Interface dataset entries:
──────────
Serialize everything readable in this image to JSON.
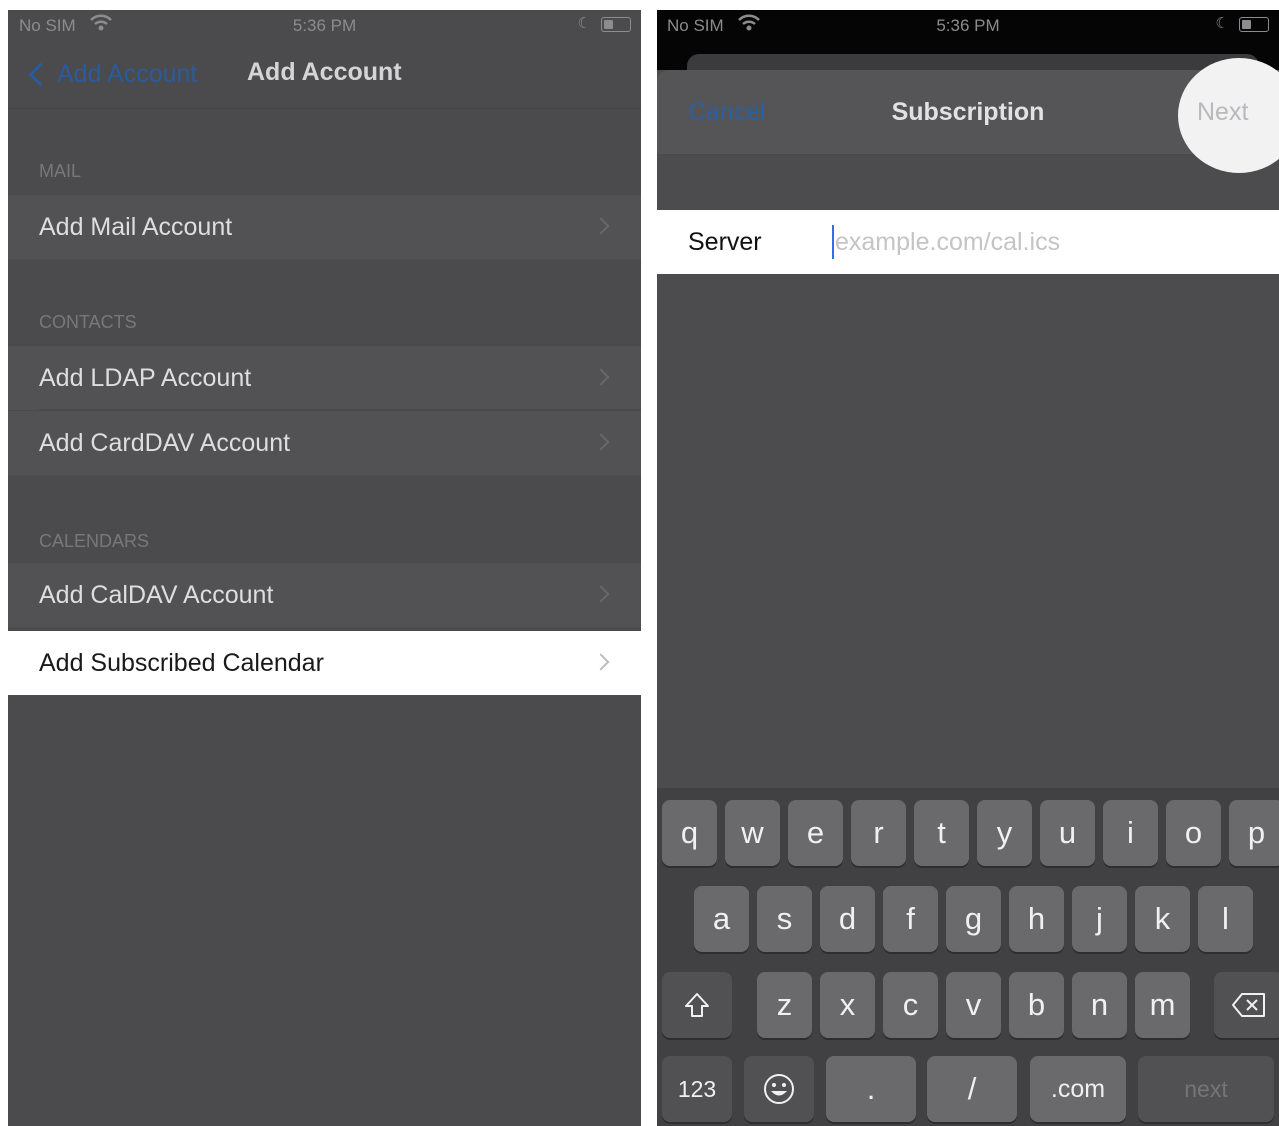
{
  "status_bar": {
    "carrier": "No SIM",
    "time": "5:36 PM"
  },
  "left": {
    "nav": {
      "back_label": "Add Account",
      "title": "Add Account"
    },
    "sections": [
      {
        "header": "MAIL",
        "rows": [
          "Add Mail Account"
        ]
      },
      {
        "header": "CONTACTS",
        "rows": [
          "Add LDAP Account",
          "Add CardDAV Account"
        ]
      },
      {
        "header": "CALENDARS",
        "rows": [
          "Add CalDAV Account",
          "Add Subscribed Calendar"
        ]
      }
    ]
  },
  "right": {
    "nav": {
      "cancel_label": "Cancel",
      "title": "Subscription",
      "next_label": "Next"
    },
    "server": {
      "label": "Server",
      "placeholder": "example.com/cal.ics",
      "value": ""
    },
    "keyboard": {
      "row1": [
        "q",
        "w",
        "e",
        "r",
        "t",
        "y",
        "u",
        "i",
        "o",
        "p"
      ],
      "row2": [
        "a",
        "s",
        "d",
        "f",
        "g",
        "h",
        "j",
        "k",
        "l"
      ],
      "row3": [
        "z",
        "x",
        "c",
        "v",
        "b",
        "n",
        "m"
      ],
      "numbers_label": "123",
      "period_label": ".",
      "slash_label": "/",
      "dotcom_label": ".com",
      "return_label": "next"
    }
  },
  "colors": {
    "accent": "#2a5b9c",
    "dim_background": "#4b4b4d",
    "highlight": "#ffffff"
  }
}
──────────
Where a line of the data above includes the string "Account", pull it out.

## Response for this exercise
      "back_label": "Add Account",
      "title": "Add Account"
          "Add Mail Account"
          "Add LDAP Account",
          "Add CardDAV Account"
          "Add CalDAV Account",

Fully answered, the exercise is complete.